— Directions —
Among the entries, find the lines with the string "değirmenci" and copy them.

— Given records —
────────────────

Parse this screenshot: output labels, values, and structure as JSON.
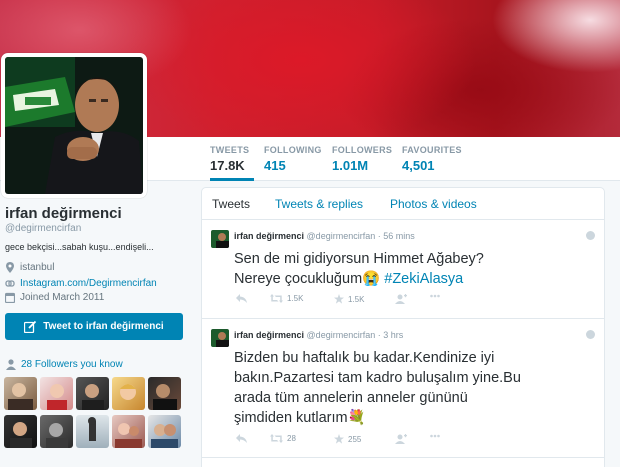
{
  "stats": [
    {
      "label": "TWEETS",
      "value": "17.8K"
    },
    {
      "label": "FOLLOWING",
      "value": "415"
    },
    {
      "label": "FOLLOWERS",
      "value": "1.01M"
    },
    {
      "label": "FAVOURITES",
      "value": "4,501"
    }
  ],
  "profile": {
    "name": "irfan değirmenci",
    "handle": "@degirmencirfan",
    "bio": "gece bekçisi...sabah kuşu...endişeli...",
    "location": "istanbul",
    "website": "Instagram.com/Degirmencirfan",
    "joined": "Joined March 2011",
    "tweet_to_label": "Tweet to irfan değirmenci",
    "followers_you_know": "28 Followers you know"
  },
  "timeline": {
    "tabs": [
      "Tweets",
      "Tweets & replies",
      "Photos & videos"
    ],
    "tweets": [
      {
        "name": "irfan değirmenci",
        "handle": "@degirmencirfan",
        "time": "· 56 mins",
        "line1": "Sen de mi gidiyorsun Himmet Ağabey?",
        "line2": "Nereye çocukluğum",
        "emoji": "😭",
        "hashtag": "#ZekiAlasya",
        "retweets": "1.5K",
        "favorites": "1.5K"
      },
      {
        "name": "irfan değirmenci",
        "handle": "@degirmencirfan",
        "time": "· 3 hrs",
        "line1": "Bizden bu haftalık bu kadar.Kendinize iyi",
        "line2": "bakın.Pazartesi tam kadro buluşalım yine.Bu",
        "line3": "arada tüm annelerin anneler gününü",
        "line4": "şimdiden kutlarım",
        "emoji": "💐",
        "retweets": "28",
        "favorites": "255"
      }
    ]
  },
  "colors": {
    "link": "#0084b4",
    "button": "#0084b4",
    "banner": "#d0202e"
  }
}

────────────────

— Reply —
    "name": "irfan değirmenci",
    "tweet_to_label": "Tweet to irfan değirmenci",
        "name": "irfan değirmenci",
        "name": "irfan değirmenci",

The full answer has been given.